When you think of North Korea, you think of crazy dictators,family members in the government murdering each other, highly-disciplined marching troops, and that hilarious movie starring Seth Rogen and James Franco.
But even though North Korea is a harsh dictatorship, marijuana plants grow by the roadside, and “plant drugs” like opium and cannabis are apparently legal in North Korea.
North Korea experts say the North Korean government and citizens view plant-derived drugs such as opium and cannabis as more acceptable than cigarettes, hard drugs like meth, and even alcohol.
According to reports from the few Westerners who’ve been allowed to visit North Korea recently, it’s almost like Denver or Amsterdam.
You smell cannabis smoke a lot, and nobody looks down on you for using cannabis, which in local language is called “ip tambae.”
One visitor told me that North Koreans smoke cannabis as a form of “leaf tobacco” because it’s seen as less harmful than tobacco cigarettes, and more fun.
It’s also seen as a medicine.
Of course, maybe you need to get high just to be able to handle the place: North Korea is a dictatorship that relies on forced labor, similar to labor conditions in China.
North Korean manual laborers workers use cannabis as a pain-reliever, muscle relaxer, and anti-inflammatory medicine.
They also see it as an overall relaxant that serves the purpose of reducing tension, anger, and stress.
If they want to make their marijuana use more medicinal, the North Koreans need to give up one of their cannabis-related habits, which is to roll marijuana joints using old newspapers.
Smoking ink and newsprint is very very dumb, and it should be obvious to the North Koreans that it’s bad for their health!

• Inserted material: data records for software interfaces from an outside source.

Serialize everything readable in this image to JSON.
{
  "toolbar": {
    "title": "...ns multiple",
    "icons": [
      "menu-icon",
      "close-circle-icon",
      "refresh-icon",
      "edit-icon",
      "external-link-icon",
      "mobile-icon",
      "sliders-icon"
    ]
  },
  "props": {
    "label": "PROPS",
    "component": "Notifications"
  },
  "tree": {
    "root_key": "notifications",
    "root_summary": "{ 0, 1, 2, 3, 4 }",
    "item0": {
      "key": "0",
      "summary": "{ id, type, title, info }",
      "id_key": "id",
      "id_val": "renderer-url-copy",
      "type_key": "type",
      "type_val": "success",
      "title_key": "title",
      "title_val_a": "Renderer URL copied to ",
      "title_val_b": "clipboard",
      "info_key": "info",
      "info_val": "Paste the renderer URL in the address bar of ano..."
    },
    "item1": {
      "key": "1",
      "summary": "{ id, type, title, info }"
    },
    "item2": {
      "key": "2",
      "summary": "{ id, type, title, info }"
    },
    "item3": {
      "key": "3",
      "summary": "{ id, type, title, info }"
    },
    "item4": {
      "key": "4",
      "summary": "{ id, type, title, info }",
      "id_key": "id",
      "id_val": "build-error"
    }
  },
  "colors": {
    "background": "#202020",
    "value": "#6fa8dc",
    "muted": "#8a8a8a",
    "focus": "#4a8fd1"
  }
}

So how good is North Korean weed?
During the days of the Korean War many decades ago, American soldiers stationed at the border between North Korea and South Korea found wild cannabis growing everywhere, but it was ditchweed, similar to hemp.
These days, North Koreans have somehow managed to improve their cannabis genetics and cultivation techniques so they have at least a quality level that we’d call “mids” here in the United States.
But if you want a marijuana tourism experience, go to Denver or Jamaica, not North Korea. Western visitors say that when they ask North Koreans to procure marijuana for them, people are unfriendly if not outright hostile.
Still, with all the bad things North Korea has to put up with, at least North Koreans can have some marijuana along with their insane dictatorship.